In November 1952, cardiologist Paul Zoll published an early report on resuscitation of the heart. "The purpose of this report is to describe the successful use in 2 patients of a quick, simple, effective and safe method of arousing the heart from ventricular standstill by an artificial, external, electric pacemaker," he wrote. "For the first time it was possible to keep a patient alive during ventricular asystole lasting for hours to days. This procedure may prove valuable in many clinical situations."[12]

In June 1948, Sidney Farber reported promising results in treatment of early childhood leukemia.
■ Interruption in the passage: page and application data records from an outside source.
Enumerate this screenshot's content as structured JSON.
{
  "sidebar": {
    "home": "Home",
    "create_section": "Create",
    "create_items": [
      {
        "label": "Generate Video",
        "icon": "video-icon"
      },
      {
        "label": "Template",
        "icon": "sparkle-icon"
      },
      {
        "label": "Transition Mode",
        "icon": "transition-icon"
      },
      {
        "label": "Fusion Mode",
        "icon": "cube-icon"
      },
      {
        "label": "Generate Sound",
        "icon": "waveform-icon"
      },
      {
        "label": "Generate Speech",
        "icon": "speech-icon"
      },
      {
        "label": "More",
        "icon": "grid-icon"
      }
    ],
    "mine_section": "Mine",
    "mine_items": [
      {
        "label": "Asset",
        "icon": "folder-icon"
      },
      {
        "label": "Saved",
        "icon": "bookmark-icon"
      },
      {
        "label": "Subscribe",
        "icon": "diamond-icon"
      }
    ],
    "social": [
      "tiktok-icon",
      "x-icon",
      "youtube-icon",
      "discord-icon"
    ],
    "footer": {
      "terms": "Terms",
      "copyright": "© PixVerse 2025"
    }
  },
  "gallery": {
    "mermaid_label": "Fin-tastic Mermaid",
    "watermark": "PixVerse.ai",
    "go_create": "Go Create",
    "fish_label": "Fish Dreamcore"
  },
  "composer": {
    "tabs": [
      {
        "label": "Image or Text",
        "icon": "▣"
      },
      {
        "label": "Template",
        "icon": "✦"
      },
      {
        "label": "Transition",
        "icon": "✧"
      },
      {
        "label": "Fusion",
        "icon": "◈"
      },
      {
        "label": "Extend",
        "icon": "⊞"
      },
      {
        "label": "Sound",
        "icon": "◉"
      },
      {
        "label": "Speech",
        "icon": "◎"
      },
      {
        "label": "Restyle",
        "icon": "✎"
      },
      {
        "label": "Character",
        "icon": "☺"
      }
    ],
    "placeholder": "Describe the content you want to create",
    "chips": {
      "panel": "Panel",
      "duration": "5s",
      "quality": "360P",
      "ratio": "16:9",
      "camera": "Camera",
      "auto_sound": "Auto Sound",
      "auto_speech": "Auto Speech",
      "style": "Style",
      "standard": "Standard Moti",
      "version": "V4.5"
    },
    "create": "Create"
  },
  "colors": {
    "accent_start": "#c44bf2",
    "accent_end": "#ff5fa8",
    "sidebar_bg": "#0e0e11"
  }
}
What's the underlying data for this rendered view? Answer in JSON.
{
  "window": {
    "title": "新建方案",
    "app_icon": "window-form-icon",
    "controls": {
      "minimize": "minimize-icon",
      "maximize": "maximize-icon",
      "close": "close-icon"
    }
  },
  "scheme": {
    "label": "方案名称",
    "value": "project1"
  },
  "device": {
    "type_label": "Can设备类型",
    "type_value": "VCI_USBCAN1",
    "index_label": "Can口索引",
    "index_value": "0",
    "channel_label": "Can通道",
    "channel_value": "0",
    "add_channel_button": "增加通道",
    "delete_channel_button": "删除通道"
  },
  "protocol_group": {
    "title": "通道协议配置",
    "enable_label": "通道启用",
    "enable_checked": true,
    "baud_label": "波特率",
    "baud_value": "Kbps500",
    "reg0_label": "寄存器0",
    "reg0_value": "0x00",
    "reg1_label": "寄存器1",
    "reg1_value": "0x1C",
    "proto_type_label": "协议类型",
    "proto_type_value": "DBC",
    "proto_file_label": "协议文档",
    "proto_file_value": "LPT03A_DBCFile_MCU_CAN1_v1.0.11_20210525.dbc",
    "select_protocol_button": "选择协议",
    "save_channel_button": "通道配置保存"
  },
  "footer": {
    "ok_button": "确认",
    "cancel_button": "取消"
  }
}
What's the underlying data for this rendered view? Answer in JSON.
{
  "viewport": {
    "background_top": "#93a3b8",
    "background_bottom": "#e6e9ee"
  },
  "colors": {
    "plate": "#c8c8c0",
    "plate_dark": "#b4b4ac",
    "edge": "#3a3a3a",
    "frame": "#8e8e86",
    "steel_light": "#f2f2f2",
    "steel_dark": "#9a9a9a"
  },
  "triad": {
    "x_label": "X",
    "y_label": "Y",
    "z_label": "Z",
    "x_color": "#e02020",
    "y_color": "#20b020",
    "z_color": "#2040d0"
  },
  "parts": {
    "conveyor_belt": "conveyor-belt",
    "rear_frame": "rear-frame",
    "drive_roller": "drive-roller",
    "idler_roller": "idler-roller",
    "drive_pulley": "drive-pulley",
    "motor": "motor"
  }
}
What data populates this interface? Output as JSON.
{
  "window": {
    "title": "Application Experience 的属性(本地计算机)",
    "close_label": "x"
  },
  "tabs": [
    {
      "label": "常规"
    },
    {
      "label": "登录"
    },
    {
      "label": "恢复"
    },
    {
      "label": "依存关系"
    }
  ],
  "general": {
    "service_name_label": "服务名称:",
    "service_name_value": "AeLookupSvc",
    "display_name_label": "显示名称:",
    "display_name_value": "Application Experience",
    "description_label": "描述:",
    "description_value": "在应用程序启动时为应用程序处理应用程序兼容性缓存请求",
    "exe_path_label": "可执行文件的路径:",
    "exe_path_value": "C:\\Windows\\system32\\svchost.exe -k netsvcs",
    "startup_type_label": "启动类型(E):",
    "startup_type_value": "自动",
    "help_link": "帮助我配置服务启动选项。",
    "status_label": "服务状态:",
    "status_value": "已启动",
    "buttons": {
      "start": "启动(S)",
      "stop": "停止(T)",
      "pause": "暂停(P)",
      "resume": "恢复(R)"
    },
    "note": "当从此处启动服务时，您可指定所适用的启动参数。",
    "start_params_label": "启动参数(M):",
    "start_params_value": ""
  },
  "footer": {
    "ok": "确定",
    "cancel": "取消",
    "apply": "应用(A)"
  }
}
Based on anecdotal evidence that children with acute leukemia worsened if they were given folic acid, he worked on blocking folic acid metabolism. His team gave 16 infants and children with acute lymphoblastic leukemia a folic acid inhibitor, aminopterin—10 showed improvement by clinical and hematologic parameters after three months.[11] In his article, Farber advised receiving the results cautiously: "It is again emphasized that these remissions are temporary in character and that the substance is toxic and may be productive of even greater disturbances than have been encountered so far in our studies," he wrote. "No evidence has been mentioned in this report that would justify the suggestion of the term 'cure' of acute leukemia in children."
Patients with interstitial lung disease associated with systemic sclerosis were treated with usual care plus placebo or nintedanib. The annual rate of change in forced vital capacity assessed over a 52-week period was −52.4 ml per year with nintedanib and −93.3 ml per year with placebo. There were no differences in other measures of systemic sclerosis.
In the early 2000s, the New England Journal of Medicine was involved in a controversy around problems with research on the drug Vioxx. A study was published in the journal in November 2000 which noted an increase in myocardial infarction amongst those taking Vioxx.[27] According to Richard Smith, the former editor of the British Medical Journal, concerns about the correctness of that study were raised with the journal's editor, Jeff Drazen, as early as August 2001. That year, both the US Food and Drug Administration and the Journal of the American Medical Association also cast doubt on the validity of the data interpretation that had been published in the NEJM.[28] Merck withdrew the drug from market in September 2004. In December 2005, NEJM published an expression of concern about the original study following discovery that the authors knew more about certain adverse events than they disclosed at the time of publication. From the Expression of Concern: "Until the end of November 2005, we believed that these were late events that were not known to the authors in time to be included in the article published in the Journal on November 23, 2000. It now appears, however, from a memorandum dated July 5, 2000, that was obtained by subpoena in the Vioxx litigation and made available to the Journal, that at least two of the authors knew about the three additional myocardial infarctions at least two weeks before the authors submitted the first of two revisions and 4 1/2 months before publication of the article."[29] During the five-year period between publication and Expression of Concern, it has been estimated that Merck paid NEJM as much as US$836,000 for article reprints that Merck used for promotional purposes.[30] The journal was publicly rebuked for its response to the research issues in editorials appearing in publications including the British Medical Journal[28] and the Journal of the Royal Society of Medicine.[31]